Wednesday, November 7, 2007

All I want for Christmas...

Very soon the annual dilemma will rear its head once again: what is the difference between tradition and obligation? I've begun to see holiday commercials on TV, so I suspect that the next time I find myself in a shopping mall (black day...) I will hear holiday music. The radio stations will follow suit. Shall we run down the permutations?

- Instrumental Holidays: possibly soundtrack music, possibly new age, possibly an orchestra on crystal meth; at least no one's singing.
- Heart On Sleeve Holidays: songs from a number of decades, taking the holidays as an opportunity to exhort that we end war, end hunger, end oppression.
- New Wave Holidays: all those eighties artists who cashed in with a holiday song, or album.
- Vintage, So Supposedly Sophisticated Holidays: great standards vocalists singing classic secular (and occasionally religious) holiday songs. Popular with home decor stores, who would also like to sell you a compilation of this music.
- Bad Covers Holidays: current artists doing questionable new versions of songs from all the previous categories.

Somehow it's a huge recipe for failure, with too many conflicting ingredients. Is it possible to balance an altruistic season against a commercial one? What, if anything, really changes if part of the proceeds from some of these records is going to a charity? (In other words, why didn't any of your summer singles benefit a charity?) If it's actually a good song, how many seasons of hearing it on heavy rotation before you'll hate it just like the rest of them? There's no denying that the holiday season is a season of traditions, across the board. And tradition implies repetition, hopefully ritual. But what portion of our holiday seasons feel that meaningful, and what portion feel more like obligations?
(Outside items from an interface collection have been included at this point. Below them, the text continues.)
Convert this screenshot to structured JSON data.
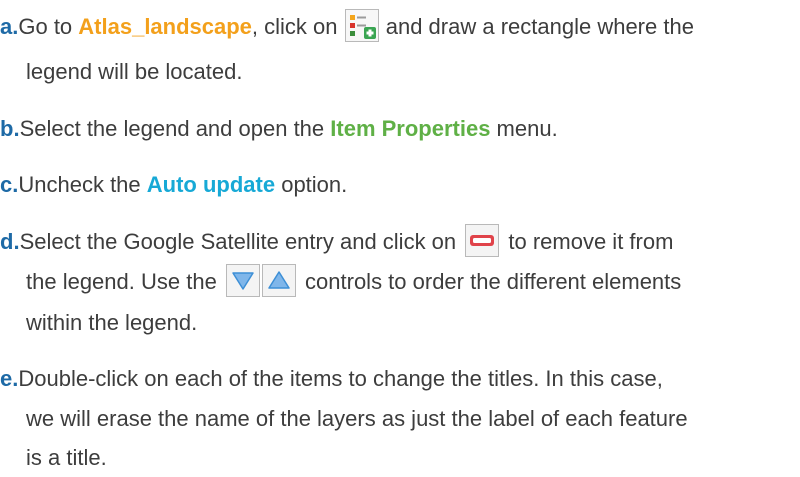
{
  "steps": [
    {
      "letter": "a.",
      "text1": "Go to ",
      "atlas": "Atlas_landscape",
      "text2": ", click on ",
      "text3": " and draw a rectangle where the",
      "text4": "legend will be located.",
      "icon": "add-legend-icon"
    },
    {
      "letter": "b.",
      "text1": "Select the legend and open the ",
      "item_properties": "Item Properties",
      "text2": " menu."
    },
    {
      "letter": "c.",
      "text1": "Uncheck the ",
      "auto_update": "Auto update",
      "text2": " option."
    },
    {
      "letter": "d.",
      "text1": "Select the Google Satellite entry and click on ",
      "text2": " to remove it from",
      "text3": "the legend. Use the ",
      "text4": " controls to order the different elements",
      "text5": "within the legend.",
      "icons": [
        "remove-item-icon",
        "move-down-icon",
        "move-up-icon"
      ]
    },
    {
      "letter": "e.",
      "text1": "Double-click on each of the items to change the titles. In this case,",
      "text2": "we will erase the name of the layers as just the label of each feature",
      "text3": "is a title."
    }
  ],
  "colors": {
    "step_letter": "#1e6aa6",
    "atlas": "#f3a01b",
    "item_properties": "#5fb046",
    "auto_update": "#17a9d6",
    "body_text": "#3d3d3d",
    "remove_icon": "#e0434a",
    "arrow_icon": "#3d8fd6"
  }
}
Yet no one has the guts to buck the system; I feel like there's a significant portion of the public that would appreciate a store that didn't oppress them with holiday music. (Or am I just projecting, here?) Not because of any political correctness, but just because they're sick of it.

At heart, retail culture is about as conformist and scared of change as any culture we have. When is the last time you have been genuinely surprised by anything that goes on in a store? From the way you were greeted, to the way the store was organized and merchandised, to the credit card or loyalty program at the register. Holiday music is no different; the only possible difference in a given year is how early it is rolled out.

I would love to see a retail store step up and take off the blinders with this. On one of your weekend holiday shopping trips, when you've been through a dozen stores and already heard six different versions of the Wham! standby 'Last Christmas' (as of this writing there are more than 30) would it be refreshing to walk into a store and just hear the Hot 100? (Which most of the radio stations have similarly abandoned, it should be mentioned.)

Or would someone like to step up to the programming plate and select music that evokes the holiday season without falling back on any of the cliches? Is such a thing possible? Is there music that addresses the spirit of the holiday season in ways that feel fresher, more genuine, more meaningful? I think that's a provocative challenge, and I will be thinking about it seriously as the next few months unfold.